    1,810
    Location:
    Lost Angeles
    Up until last year, the FAA didn't interpret "aircraft" to include RC. Up until last year, they had one advisory circular that they applied to all RC use. This year, they decided to reinterpret their definition of aircraft. By their new, broader interpretation, one could arguably classify baseballs, paper airplanes and toy store bought balloons as aircraft.

    There are no existing regulations for UAS. There is only a reinterpretation of old regulations in attempt to cover UAS. I am saying that this convenient reinterpretation will lose in any court that is not under the DOT's thumb (as the NTSB appears to be). There are already several lawsuits against the FAA that are pending. If I was trying to make a livelihood in this space, I would join them.
     
  16. msinger

    Approved Vendor

    Joined:
    Oct 30, 2014
    Messages:
    19,116
    Likes Received:
    5,629
    Location:
    US
    They should be constantly working to adjust their regulations. Unfortunately, they do not adjust at the speed technology changes.

    A Phantom is clearly an aircraft according to the law. So, it seems the FAA is doing nothing wrong by enforcing their regulations. Why they choose to not enforce them for all aircraft is no doubt inconsistent. It would certainly be silly and a waste of time to attempt to regulate paper airplanes though -- even if the law says they are aircraft. Considering the FAA's main goal is safety, it makes far more sense to target aircraft that actually pose a threat to safety.

    If there are no existing regulations, then why are people submitting exemption petitions -- and why did the FAA even invent that process?

    The regulations are real. They exist. You choosing to ignore them doesn't make them go away. All of this pent up denial would be better spent on trying to get the regulations changed/updated.

    This is your opinion. No facts support this assumption.
     
  17. ianwood

    ianwood Taco Wrangler
    Staff Member

    Joined:
    Jan 7, 2014
    Messages:
    4,932
    Likes Received:
    1,810
    Location:
    Lost Angeles
    Clearly. Glacial is not a pace that technology supports.

    A Phantom is clearly an aircraft according to the FAA.

    Correct. The regulations exist for real aircraft. There are no regulations that apply specifically to UAS, baseballs or paper airplanes. We have to wait until 2017 to get UAS regulations.
     
  18. EMCSQUAR

    Joined:
    Sep 5, 2013
    Messages:
    1,692
    Likes Received:
    6
    Location:
    N 44.895 W 93.354 Minnesota
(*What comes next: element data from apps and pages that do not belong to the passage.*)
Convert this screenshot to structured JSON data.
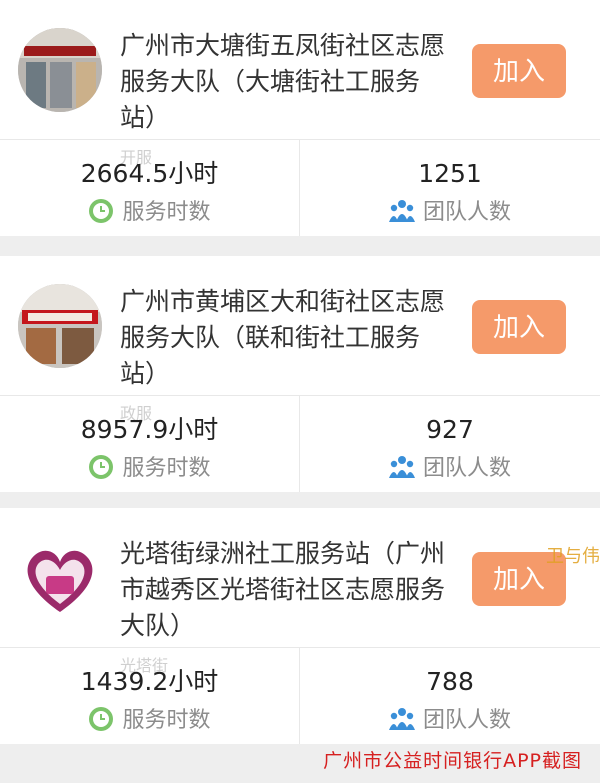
{
  "teams": [
    {
      "name": "广州市大塘街五凤街社区志愿服务大队（大塘街社工服务站）",
      "join_label": "加入",
      "hours_value": "2664.5小时",
      "hours_label": "服务时数",
      "members_value": "1251",
      "members_label": "团队人数",
      "ghost_text": "开服"
    },
    {
      "name": "广州市黄埔区大和街社区志愿服务大队（联和街社工服务站）",
      "join_label": "加入",
      "hours_value": "8957.9小时",
      "hours_label": "服务时数",
      "members_value": "927",
      "members_label": "团队人数",
      "ghost_text": "政服"
    },
    {
      "name": "光塔街绿洲社工服务站（广州市越秀区光塔街社区志愿服务大队）",
      "join_label": "加入",
      "hours_value": "1439.2小时",
      "hours_label": "服务时数",
      "members_value": "788",
      "members_label": "团队人数",
      "ghost_text": "光塔街"
    }
  ],
  "side_mark": "卫与伟",
  "footer_caption": "广州市公益时间银行APP截图",
  "icons": {
    "hours": "clock-icon",
    "members": "people-icon"
  },
  "colors": {
    "join_button": "#f59a6a",
    "clock_icon": "#7cc46a",
    "people_icon": "#3a8fd8",
    "caption": "#d62020"
  }
}
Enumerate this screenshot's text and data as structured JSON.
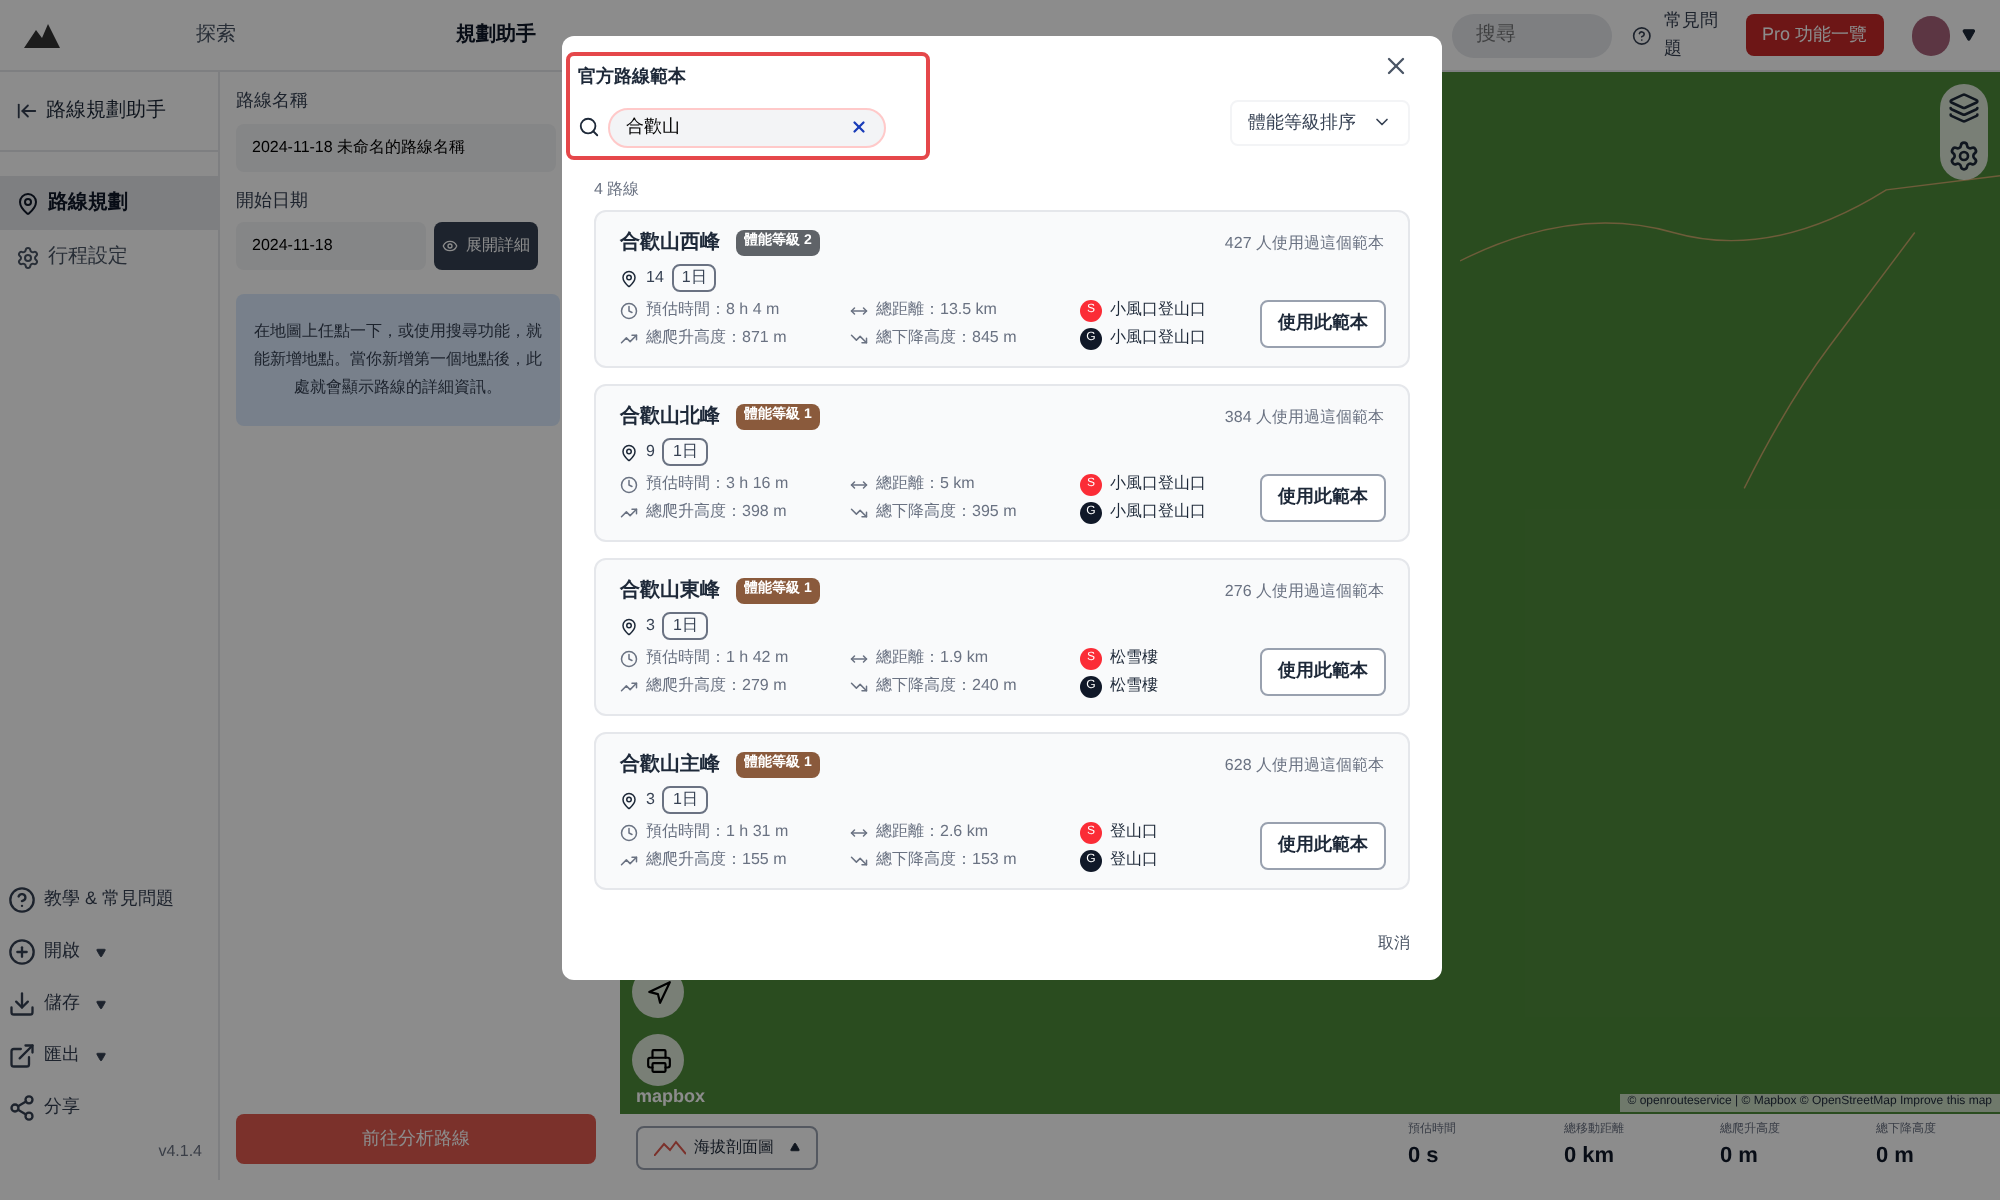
{
  "header": {
    "nav": [
      {
        "label": "探索",
        "selected": false
      },
      {
        "label": "規劃助手",
        "selected": true
      }
    ],
    "search": {
      "placeholder": "搜尋"
    },
    "faq": "常見問題",
    "pro": "Pro 功能一覽"
  },
  "sidebar": {
    "back": "路線規劃助手",
    "items": [
      {
        "label": "路線規劃",
        "selected": true
      },
      {
        "label": "行程設定",
        "selected": false
      }
    ],
    "bottom_items": [
      {
        "kind": "help",
        "label": "教學 & 常見問題",
        "dropdown": false
      },
      {
        "kind": "open",
        "label": "開啟",
        "dropdown": true
      },
      {
        "kind": "save",
        "label": "儲存",
        "dropdown": true
      },
      {
        "kind": "export",
        "label": "匯出",
        "dropdown": true
      },
      {
        "kind": "share",
        "label": "分享",
        "dropdown": false
      }
    ],
    "version": "v4.1.4"
  },
  "form": {
    "name_label": "路線名稱",
    "name_value": "2024-11-18 未命名的路線名稱",
    "date_label": "開始日期",
    "date_value": "2024-11-18",
    "expand_button": "展開詳細",
    "hint": "在地圖上任點一下，或使用搜尋功能，就能新增地點。當你新增第一個地點後，此處就會顯示路線的詳細資訊。",
    "analyze_button": "前往分析路線"
  },
  "map": {
    "brand": "mapbox",
    "attribution": "© openrouteservice | © Mapbox © OpenStreetMap Improve this map",
    "profile_button": "海拔剖面圖",
    "stats": [
      {
        "label": "預估時間",
        "value": "0 s"
      },
      {
        "label": "總移動距離",
        "value": "0 km"
      },
      {
        "label": "總爬升高度",
        "value": "0 m"
      },
      {
        "label": "總下降高度",
        "value": "0 m"
      }
    ]
  },
  "modal": {
    "title": "官方路線範本",
    "search": {
      "value": "合歡山"
    },
    "sort": "體能等級排序",
    "count": "4 路線",
    "cancel": "取消",
    "routes": [
      {
        "name": "合歡山西峰",
        "level": "體能等級 2",
        "color": "#5f6368",
        "points": "14",
        "days": "1日",
        "usage": "427 人使用過這個範本",
        "time": "預估時間：8 h 4 m",
        "distance": "總距離：13.5 km",
        "ascent": "總爬升高度：871 m",
        "descent": "總下降高度：845 m",
        "start_badge": "S",
        "start": "小風口登山口",
        "end_badge": "G",
        "end": "小風口登山口",
        "button": "使用此範本"
      },
      {
        "name": "合歡山北峰",
        "level": "體能等級 1",
        "color": "#8a5a3c",
        "points": "9",
        "days": "1日",
        "usage": "384 人使用過這個範本",
        "time": "預估時間：3 h 16 m",
        "distance": "總距離：5 km",
        "ascent": "總爬升高度：398 m",
        "descent": "總下降高度：395 m",
        "start_badge": "S",
        "start": "小風口登山口",
        "end_badge": "G",
        "end": "小風口登山口",
        "button": "使用此範本"
      },
      {
        "name": "合歡山東峰",
        "level": "體能等級 1",
        "color": "#8a5a3c",
        "points": "3",
        "days": "1日",
        "usage": "276 人使用過這個範本",
        "time": "預估時間：1 h 42 m",
        "distance": "總距離：1.9 km",
        "ascent": "總爬升高度：279 m",
        "descent": "總下降高度：240 m",
        "start_badge": "S",
        "start": "松雪樓",
        "end_badge": "G",
        "end": "松雪樓",
        "button": "使用此範本"
      },
      {
        "name": "合歡山主峰",
        "level": "體能等級 1",
        "color": "#8a5a3c",
        "points": "3",
        "days": "1日",
        "usage": "628 人使用過這個範本",
        "time": "預估時間：1 h 31 m",
        "distance": "總距離：2.6 km",
        "ascent": "總爬升高度：155 m",
        "descent": "總下降高度：153 m",
        "start_badge": "S",
        "start": "登山口",
        "end_badge": "G",
        "end": "登山口",
        "button": "使用此範本"
      }
    ]
  }
}
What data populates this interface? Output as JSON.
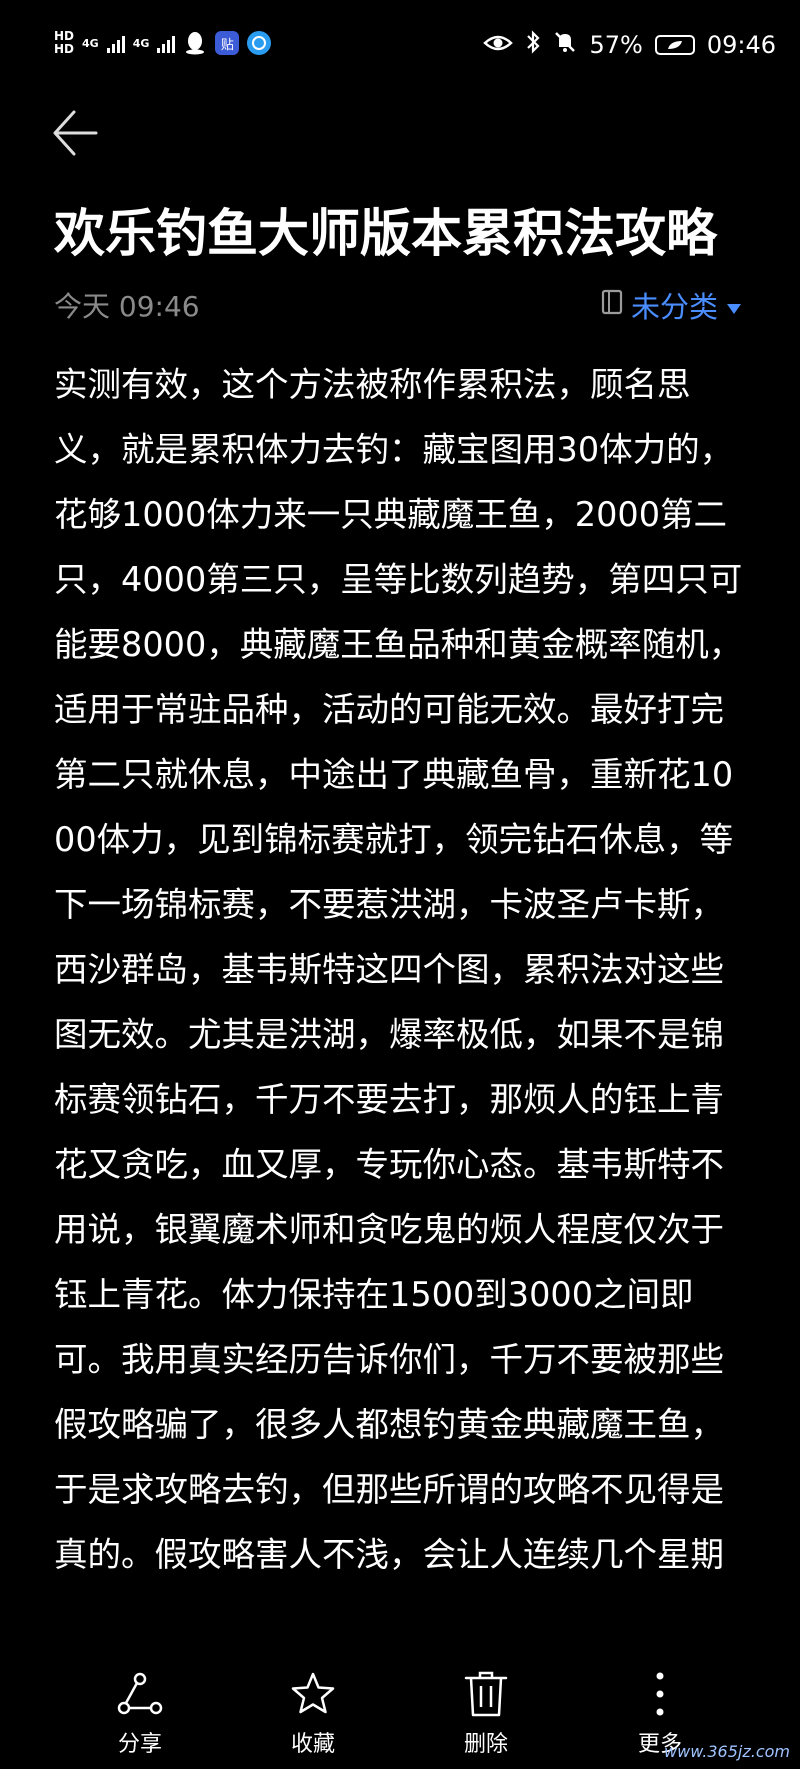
{
  "status_bar": {
    "hd1": "HD",
    "hd2": "HD",
    "net1": "4G",
    "net2": "4G",
    "battery_percent": "57%",
    "time": "09:46"
  },
  "note": {
    "title": "欢乐钓鱼大师版本累积法攻略",
    "date": "今天 09:46",
    "category": "未分类",
    "body": "实测有效，这个方法被称作累积法，顾名思义，就是累积体力去钓：藏宝图用30体力的，花够1000体力来一只典藏魔王鱼，2000第二只，4000第三只，呈等比数列趋势，第四只可能要8000，典藏魔王鱼品种和黄金概率随机，适用于常驻品种，活动的可能无效。最好打完第二只就休息，中途出了典藏鱼骨，重新花1000体力，见到锦标赛就打，领完钻石休息，等下一场锦标赛，不要惹洪湖，卡波圣卢卡斯，西沙群岛，基韦斯特这四个图，累积法对这些图无效。尤其是洪湖，爆率极低，如果不是锦标赛领钻石，千万不要去打，那烦人的钰上青花又贪吃，血又厚，专玩你心态。基韦斯特不用说，银翼魔术师和贪吃鬼的烦人程度仅次于钰上青花。体力保持在1500到3000之间即可。我用真实经历告诉你们，千万不要被那些假攻略骗了，很多人都想钓黄金典藏魔王鱼，于是求攻略去钓，但那些所谓的攻略不见得是真的。假攻略害人不浅，会让人连续几个星期"
  },
  "actions": {
    "share": "分享",
    "favorite": "收藏",
    "delete": "删除",
    "more": "更多"
  },
  "watermark": "www.365jz.com",
  "colors": {
    "accent": "#4a8dff",
    "background": "#000000",
    "date_gray": "#8a8a8a"
  }
}
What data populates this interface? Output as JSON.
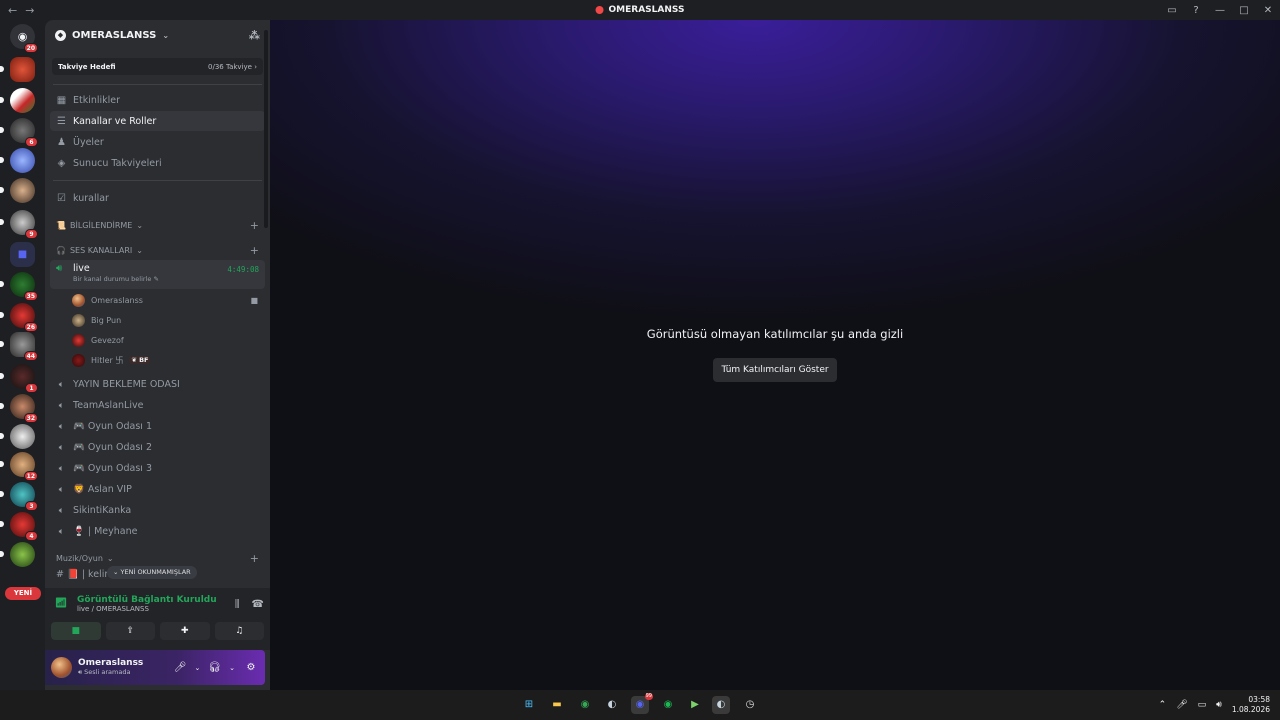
{
  "window": {
    "title": "OMERASLANSS",
    "nav_back": "←",
    "nav_fwd": "→"
  },
  "rail": {
    "servers": [
      {
        "badge": "20"
      },
      {
        "badge": ""
      },
      {
        "badge": ""
      },
      {
        "badge": "6"
      },
      {
        "badge": ""
      },
      {
        "badge": ""
      },
      {
        "badge": "9"
      },
      {
        "badge": ""
      },
      {
        "badge": "35"
      },
      {
        "badge": "26"
      },
      {
        "badge": "44"
      },
      {
        "badge": "1"
      },
      {
        "badge": "32"
      },
      {
        "badge": ""
      },
      {
        "badge": "12"
      },
      {
        "badge": "3"
      },
      {
        "badge": "4"
      },
      {
        "badge": ""
      }
    ],
    "new_label": "YENİ"
  },
  "server": {
    "name": "OMERASLANSS",
    "boost_label": "Takviye Hedefi",
    "boost_progress": "0/36 Takviye"
  },
  "nav": {
    "events": "Etkinlikler",
    "channels_roles": "Kanallar ve Roller",
    "members": "Üyeler",
    "boosts": "Sunucu Takviyeleri",
    "rules": "kurallar"
  },
  "categories": {
    "info": "BİLGİLENDİRME",
    "voice": "SES KANALLARI",
    "music": "Muzik/Oyun"
  },
  "live_channel": {
    "name": "live",
    "timer": "4:49:08",
    "status": "Bir kanal durumu belirle"
  },
  "members": [
    {
      "name": "Omeraslanss"
    },
    {
      "name": "Big Pun"
    },
    {
      "name": "Gevezof"
    },
    {
      "name": "Hitler 卐",
      "tag": "BF"
    }
  ],
  "voice_channels": [
    "YAYIN BEKLEME ODASI",
    "TeamAslanLive",
    "🎮 Oyun Odası 1",
    "🎮 Oyun Odası 2",
    "🎮 Oyun Odası 3",
    "🦁 Aslan VIP",
    "SikintiKanka",
    "🍷 | Meyhane"
  ],
  "partial_channel": "# 📕 | kelime-oyunu",
  "unread_pill": "YENİ OKUNMAMIŞLAR",
  "voice_panel": {
    "status": "Görüntülü Bağlantı Kuruldu",
    "sub": "live / OMERASLANSS"
  },
  "user": {
    "name": "Omeraslanss",
    "status": "Sesli aramada"
  },
  "main": {
    "hidden_msg": "Görüntüsü olmayan katılımcılar şu anda gizli",
    "show_all": "Tüm Katılımcıları Göster"
  },
  "taskbar": {
    "time": "03:58",
    "date": "1.08.2026",
    "discord_badge": "99"
  },
  "colors": {
    "accent_green": "#23a55a",
    "badge_red": "#da373c"
  }
}
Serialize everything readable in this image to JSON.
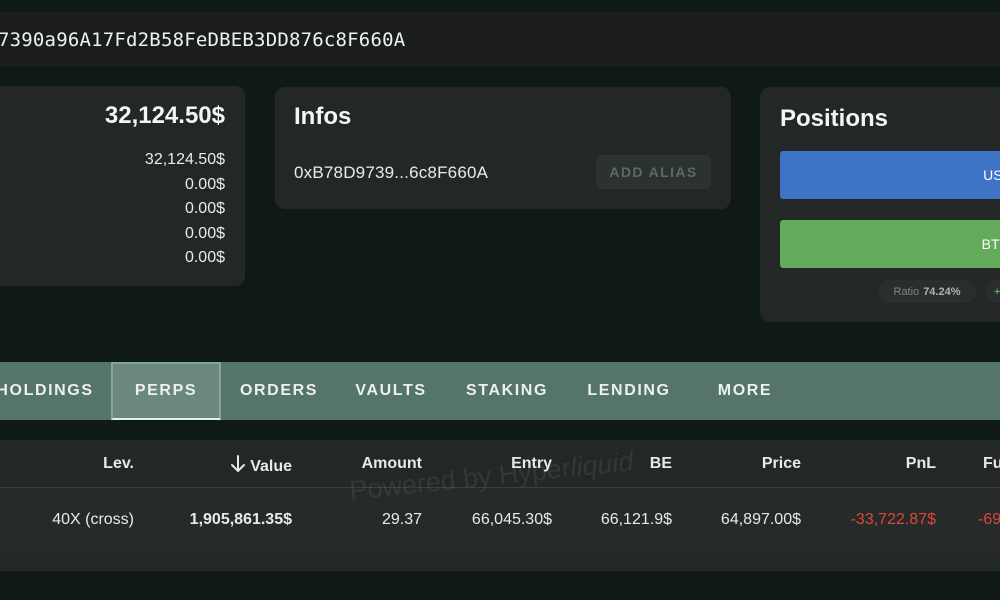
{
  "address_bar": {
    "address": "7390a96A17Fd2B58FeDBEB3DD876c8F660A"
  },
  "balance_card": {
    "total": "32,124.50$",
    "rows": [
      "32,124.50$",
      "0.00$",
      "0.00$",
      "0.00$",
      "0.00$"
    ]
  },
  "infos_card": {
    "title": "Infos",
    "address_short": "0xB78D9739...6c8F660A",
    "add_alias_label": "ADD ALIAS"
  },
  "positions_card": {
    "title": "Positions",
    "bars": [
      {
        "label": "USDC",
        "color": "#3e73c6"
      },
      {
        "label": "BTC-U",
        "color": "#63aa5a"
      }
    ],
    "ratio_label": "Ratio",
    "ratio_value": "74.24%",
    "plus_chip": "+"
  },
  "tabs": [
    {
      "label": "HOLDINGS",
      "active": false
    },
    {
      "label": "PERPS",
      "active": true
    },
    {
      "label": "ORDERS",
      "active": false
    },
    {
      "label": "VAULTS",
      "active": false
    },
    {
      "label": "STAKING",
      "active": false
    },
    {
      "label": "LENDING",
      "active": false
    },
    {
      "label": "MORE",
      "active": false
    }
  ],
  "table": {
    "headers": {
      "lev": "Lev.",
      "value": "Value",
      "amount": "Amount",
      "entry": "Entry",
      "be": "BE",
      "price": "Price",
      "pnl": "PnL",
      "funding": "Fu"
    },
    "sort_icon": "arrow-down-icon",
    "rows": [
      {
        "lev": "40X (cross)",
        "value": "1,905,861.35$",
        "amount": "29.37",
        "entry": "66,045.30$",
        "be": "66,121.9$",
        "price": "64,897.00$",
        "pnl": "-33,722.87$",
        "funding": "-69"
      }
    ]
  },
  "watermark": {
    "prefix": "Powered by Hyper",
    "suffix": "liquid"
  },
  "colors": {
    "background": "#0f1a17",
    "card": "#232726",
    "tab_bar": "#55746c",
    "negative": "#e1453b",
    "usdc_bar": "#3e73c6",
    "btc_bar": "#63aa5a"
  }
}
    LOL - "I like to report an unidentified terrorist baseball - Yes I'll hold...."
     
  19. msinger

    Approved Vendor

    Joined:
    Oct 30, 2014
    Messages:
    19,116
    Likes Received:
    5,629
    Location:
    US
    If this is true, why do people need an exemption from the FAA in order to use a UAS commercially? What are they requesting exemption from?

    (Yes, I know this is a rhetorical question. They are requesting exemption from regulations that apply to aircraft... because UAS are aircraft.)
     
  20. ianwood

    ianwood Taco Wrangler
    Staff Member

    Joined:
    Jan 7, 2014
    Messages:
    4,932
    Likes Received:
    1,810
    Location:
    Lost Angeles
    So you just accept the FAA's summary decision to reinterpret UAS as aircraft? They did so without any NPRM. They pressured their peers at NTSB to overturn what was clearly a highly flawed case. Now they use that hollow victory to maintain a death grip on the entire industry. Without any public consultation whatsoever. I'm sorry but that's not cricket.

    I guess the entire industry should really just sit around and wait 2 more years until the FAA finally gets around to doing what they should have done 10 years ago.